In other words, faced with the CTU's unanimous show of rank-and-file solidarity in last month's strike vote, along with growing parent and community pressure to avoid a strike, Rahm did the only thing he could do. He bought four years of likely labor peace and maybe even a third term in office. And he did it without any help from Republican Gov. Rauner, who continues to hold the state's school budget hostage and who is the big political loser in the deal.

Is Rahm back in Clinton & Obama's good graces?
Rahm also took a potentially politically embarrassing (for Democrats) headline off the nation's front pages in the days leading up to the election. Maybe now Clinton/Obama will be willing to be seen with him once more.

As for his plan to build an elite Barack Obama High School on the north side, where selective-enrollment schools blossom like Starbucks, that deal is dead, at least for now. Rahm says his retreat is only "temporary" but I doubt that all the king's horses can put that Humpty Dumpty together again.

Of course his business pals are right. The fix is only temporary. But that's because neither Rahm nor the legislature will dare raise taxes on the state's wealthy, powerful one-percenters.

Wednesday, October 12, 2016

A life changer

Arely Morales photo

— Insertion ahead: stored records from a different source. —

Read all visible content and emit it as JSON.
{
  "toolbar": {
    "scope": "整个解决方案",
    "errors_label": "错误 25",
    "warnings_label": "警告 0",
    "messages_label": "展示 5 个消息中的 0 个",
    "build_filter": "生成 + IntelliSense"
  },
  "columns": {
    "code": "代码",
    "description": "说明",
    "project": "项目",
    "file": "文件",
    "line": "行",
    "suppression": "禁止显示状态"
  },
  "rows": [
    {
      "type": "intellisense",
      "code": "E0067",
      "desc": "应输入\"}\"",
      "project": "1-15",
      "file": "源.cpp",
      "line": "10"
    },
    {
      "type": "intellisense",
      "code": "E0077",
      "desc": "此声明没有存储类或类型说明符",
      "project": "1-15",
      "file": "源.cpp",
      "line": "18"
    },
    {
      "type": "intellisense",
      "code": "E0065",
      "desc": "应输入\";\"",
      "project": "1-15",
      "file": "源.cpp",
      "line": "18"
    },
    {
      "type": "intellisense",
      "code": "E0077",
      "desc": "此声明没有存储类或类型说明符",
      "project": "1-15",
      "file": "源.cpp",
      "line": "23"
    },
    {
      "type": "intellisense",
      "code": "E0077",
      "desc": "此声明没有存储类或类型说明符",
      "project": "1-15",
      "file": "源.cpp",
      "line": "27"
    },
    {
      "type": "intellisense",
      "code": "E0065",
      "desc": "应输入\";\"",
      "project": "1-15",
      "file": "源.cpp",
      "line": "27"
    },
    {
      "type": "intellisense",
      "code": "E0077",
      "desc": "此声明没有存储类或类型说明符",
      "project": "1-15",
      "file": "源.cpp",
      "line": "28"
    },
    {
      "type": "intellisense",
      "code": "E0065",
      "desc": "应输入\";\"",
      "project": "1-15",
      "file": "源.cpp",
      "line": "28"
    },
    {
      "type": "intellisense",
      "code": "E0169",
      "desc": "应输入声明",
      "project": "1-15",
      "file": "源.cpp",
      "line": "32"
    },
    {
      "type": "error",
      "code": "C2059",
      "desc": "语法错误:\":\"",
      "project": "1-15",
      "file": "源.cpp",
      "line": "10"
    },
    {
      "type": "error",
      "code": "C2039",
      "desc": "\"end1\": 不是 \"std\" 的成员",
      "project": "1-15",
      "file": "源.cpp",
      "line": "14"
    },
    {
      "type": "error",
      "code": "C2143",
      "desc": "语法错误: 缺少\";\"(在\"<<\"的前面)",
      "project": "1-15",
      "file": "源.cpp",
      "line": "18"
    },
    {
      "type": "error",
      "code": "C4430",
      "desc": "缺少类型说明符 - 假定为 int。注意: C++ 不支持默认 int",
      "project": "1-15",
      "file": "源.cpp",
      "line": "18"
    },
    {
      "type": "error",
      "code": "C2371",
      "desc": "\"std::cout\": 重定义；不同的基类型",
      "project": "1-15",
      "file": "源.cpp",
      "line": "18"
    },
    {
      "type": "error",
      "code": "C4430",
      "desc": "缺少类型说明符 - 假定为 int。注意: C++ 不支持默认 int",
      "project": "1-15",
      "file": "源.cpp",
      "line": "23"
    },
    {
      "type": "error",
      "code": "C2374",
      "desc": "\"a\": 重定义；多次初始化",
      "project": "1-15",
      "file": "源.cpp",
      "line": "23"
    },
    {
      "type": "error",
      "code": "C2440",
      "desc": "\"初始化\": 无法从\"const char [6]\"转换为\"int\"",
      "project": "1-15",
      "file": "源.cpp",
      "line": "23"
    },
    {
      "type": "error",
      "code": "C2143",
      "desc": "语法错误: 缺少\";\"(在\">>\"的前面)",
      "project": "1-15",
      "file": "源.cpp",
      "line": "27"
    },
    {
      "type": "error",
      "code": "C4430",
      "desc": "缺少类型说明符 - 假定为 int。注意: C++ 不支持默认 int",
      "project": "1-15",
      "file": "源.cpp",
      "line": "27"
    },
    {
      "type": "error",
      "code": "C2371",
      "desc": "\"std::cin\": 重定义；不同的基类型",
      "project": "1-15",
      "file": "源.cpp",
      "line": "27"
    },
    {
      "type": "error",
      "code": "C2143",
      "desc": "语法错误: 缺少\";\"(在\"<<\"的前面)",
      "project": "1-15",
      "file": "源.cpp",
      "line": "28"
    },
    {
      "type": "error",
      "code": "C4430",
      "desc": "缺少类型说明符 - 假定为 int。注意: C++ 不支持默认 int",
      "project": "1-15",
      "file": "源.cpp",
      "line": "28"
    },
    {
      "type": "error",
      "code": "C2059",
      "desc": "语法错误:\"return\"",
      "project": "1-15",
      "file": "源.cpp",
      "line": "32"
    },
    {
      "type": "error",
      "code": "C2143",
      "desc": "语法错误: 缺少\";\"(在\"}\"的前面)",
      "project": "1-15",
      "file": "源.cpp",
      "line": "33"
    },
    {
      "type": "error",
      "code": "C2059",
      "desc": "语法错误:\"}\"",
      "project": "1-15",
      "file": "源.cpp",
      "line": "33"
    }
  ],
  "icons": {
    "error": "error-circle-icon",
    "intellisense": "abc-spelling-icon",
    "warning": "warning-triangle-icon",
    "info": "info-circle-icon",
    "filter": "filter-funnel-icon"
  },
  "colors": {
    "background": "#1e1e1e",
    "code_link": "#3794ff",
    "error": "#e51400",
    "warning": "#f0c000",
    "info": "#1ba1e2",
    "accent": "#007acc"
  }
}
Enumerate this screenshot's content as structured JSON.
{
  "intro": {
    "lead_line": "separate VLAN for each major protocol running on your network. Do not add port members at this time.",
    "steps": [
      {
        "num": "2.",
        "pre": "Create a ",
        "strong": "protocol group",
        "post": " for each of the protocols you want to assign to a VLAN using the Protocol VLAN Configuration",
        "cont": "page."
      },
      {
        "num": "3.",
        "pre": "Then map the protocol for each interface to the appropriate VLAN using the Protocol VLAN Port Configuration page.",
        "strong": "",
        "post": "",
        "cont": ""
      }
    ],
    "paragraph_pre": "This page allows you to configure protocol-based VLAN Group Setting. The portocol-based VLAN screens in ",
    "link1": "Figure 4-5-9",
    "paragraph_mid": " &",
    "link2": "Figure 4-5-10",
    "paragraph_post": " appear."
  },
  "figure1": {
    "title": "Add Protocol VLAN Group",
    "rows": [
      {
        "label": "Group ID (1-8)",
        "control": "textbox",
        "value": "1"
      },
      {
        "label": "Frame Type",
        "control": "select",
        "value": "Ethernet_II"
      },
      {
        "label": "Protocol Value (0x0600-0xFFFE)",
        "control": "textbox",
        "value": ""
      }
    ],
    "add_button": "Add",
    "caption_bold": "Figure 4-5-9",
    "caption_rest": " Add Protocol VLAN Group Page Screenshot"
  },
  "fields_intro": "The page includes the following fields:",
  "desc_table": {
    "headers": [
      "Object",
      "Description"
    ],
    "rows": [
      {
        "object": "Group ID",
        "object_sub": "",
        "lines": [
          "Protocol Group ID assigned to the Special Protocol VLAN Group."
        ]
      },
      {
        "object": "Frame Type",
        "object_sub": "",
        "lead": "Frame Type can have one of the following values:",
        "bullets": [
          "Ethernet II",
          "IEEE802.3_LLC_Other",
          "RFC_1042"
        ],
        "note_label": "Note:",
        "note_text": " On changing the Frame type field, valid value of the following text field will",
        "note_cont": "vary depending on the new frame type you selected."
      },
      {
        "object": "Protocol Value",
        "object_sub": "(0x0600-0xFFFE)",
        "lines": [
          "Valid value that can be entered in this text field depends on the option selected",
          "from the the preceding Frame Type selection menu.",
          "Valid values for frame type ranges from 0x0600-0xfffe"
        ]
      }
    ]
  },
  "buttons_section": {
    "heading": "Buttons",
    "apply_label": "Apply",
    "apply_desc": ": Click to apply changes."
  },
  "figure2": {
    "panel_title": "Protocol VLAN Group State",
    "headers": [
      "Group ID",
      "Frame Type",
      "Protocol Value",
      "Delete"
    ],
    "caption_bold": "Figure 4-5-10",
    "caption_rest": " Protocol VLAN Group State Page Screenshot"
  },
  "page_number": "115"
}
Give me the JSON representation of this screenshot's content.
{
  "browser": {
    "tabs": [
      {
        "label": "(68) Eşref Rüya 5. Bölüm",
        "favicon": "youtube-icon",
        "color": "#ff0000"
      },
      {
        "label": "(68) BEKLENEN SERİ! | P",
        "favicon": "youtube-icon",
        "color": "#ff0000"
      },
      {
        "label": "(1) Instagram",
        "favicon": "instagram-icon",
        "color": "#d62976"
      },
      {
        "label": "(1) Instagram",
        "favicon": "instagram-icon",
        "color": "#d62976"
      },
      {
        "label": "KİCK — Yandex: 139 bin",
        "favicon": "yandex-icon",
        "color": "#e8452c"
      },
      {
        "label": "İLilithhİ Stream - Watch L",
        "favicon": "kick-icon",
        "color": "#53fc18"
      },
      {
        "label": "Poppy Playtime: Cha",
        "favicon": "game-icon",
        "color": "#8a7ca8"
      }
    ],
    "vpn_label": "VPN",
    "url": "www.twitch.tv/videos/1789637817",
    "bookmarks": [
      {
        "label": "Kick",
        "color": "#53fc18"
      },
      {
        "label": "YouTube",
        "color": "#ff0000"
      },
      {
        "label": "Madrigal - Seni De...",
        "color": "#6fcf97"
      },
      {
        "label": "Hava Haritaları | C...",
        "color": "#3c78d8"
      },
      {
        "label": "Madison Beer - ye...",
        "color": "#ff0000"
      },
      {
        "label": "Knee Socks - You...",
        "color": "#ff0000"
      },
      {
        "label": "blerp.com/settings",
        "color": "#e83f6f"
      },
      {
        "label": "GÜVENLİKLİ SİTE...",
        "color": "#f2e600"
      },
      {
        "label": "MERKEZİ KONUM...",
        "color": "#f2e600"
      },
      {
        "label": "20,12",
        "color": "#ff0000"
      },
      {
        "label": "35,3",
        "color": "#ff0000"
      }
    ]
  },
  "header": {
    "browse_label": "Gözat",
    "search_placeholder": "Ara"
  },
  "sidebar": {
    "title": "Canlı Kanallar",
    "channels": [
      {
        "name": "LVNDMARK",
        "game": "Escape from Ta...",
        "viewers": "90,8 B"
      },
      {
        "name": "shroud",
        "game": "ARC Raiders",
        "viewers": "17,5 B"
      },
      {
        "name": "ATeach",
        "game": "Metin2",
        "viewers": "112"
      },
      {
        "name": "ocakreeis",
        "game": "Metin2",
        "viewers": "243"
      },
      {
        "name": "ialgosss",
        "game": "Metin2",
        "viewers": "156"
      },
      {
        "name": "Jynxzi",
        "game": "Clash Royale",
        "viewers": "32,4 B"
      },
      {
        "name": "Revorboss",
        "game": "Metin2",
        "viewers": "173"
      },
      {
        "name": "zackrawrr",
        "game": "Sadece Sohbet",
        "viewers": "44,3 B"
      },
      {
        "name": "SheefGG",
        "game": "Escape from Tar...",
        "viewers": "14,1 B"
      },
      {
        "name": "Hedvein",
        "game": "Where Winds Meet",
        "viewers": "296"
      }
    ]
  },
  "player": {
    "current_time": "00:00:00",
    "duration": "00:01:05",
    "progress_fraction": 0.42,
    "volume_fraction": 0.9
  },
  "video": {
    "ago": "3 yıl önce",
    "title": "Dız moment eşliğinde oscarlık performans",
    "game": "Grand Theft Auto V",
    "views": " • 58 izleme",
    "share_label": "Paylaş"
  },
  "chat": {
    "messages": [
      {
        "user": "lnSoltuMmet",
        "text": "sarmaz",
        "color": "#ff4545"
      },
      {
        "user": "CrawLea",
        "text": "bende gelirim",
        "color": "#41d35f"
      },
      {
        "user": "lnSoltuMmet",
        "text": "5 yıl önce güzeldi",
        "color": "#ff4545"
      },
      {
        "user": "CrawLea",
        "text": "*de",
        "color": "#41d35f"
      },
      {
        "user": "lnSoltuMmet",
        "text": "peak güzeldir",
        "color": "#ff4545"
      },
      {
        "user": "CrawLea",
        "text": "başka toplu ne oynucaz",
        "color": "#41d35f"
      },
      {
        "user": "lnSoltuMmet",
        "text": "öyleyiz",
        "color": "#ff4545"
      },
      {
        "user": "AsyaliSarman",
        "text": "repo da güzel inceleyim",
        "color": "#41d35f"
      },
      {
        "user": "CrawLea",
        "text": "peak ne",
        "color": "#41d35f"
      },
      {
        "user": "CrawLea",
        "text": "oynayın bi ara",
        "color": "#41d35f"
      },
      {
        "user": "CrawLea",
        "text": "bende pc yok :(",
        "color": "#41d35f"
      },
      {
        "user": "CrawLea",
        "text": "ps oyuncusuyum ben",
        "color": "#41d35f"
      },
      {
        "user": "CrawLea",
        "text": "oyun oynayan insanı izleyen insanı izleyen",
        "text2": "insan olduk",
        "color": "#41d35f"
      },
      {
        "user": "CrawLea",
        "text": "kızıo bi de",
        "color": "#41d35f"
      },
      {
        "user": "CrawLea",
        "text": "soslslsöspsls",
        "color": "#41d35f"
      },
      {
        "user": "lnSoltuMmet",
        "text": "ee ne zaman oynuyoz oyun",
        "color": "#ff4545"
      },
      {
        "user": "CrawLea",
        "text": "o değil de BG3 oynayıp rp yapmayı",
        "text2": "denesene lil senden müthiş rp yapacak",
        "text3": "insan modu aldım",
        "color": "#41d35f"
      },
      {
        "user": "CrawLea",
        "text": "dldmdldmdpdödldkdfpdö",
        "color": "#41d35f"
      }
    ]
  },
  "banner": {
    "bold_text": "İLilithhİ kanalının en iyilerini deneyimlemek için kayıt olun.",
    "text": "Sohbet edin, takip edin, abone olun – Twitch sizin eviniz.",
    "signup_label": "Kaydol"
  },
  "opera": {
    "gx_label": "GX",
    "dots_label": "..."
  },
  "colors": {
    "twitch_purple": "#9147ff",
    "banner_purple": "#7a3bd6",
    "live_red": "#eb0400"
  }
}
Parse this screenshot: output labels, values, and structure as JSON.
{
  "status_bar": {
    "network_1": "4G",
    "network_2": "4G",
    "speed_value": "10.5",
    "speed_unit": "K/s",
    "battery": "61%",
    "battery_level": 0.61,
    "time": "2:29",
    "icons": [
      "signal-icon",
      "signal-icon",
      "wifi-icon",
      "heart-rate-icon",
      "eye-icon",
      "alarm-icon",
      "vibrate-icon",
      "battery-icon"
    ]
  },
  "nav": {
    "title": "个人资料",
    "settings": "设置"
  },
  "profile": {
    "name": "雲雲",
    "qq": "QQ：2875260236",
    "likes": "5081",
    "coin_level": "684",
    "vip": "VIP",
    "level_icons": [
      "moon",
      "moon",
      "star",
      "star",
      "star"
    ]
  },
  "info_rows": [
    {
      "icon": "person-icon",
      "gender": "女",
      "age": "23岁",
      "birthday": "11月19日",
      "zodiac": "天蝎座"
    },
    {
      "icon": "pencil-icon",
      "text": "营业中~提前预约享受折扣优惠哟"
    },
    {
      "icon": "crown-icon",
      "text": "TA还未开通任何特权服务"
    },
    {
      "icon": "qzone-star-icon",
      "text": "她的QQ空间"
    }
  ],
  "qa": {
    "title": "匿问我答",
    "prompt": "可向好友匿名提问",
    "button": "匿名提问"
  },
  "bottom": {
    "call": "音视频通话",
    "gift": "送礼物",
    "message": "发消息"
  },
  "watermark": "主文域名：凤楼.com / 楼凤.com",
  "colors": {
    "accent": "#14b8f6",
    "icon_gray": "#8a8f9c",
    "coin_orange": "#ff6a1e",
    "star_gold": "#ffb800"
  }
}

The trip to Standing Rock was a "life changing experience" for these Chicago students.
Our group of 11 young people and 3 “old heads” from Chicago got back on the afternoon of “Indigenous People’s Day.” We are not the same people who left last Thursday. The stories and the people we met, the way were welcomed by elders, participating in traditional dances, the drums and prayers, the smoke rising in air, the incredible spirit of community and vision for a future that respects all people and all of life–all of it changed us. 
Lili Diaz Sanchez 
Arely Barrera
Arely Morales
More to come on this.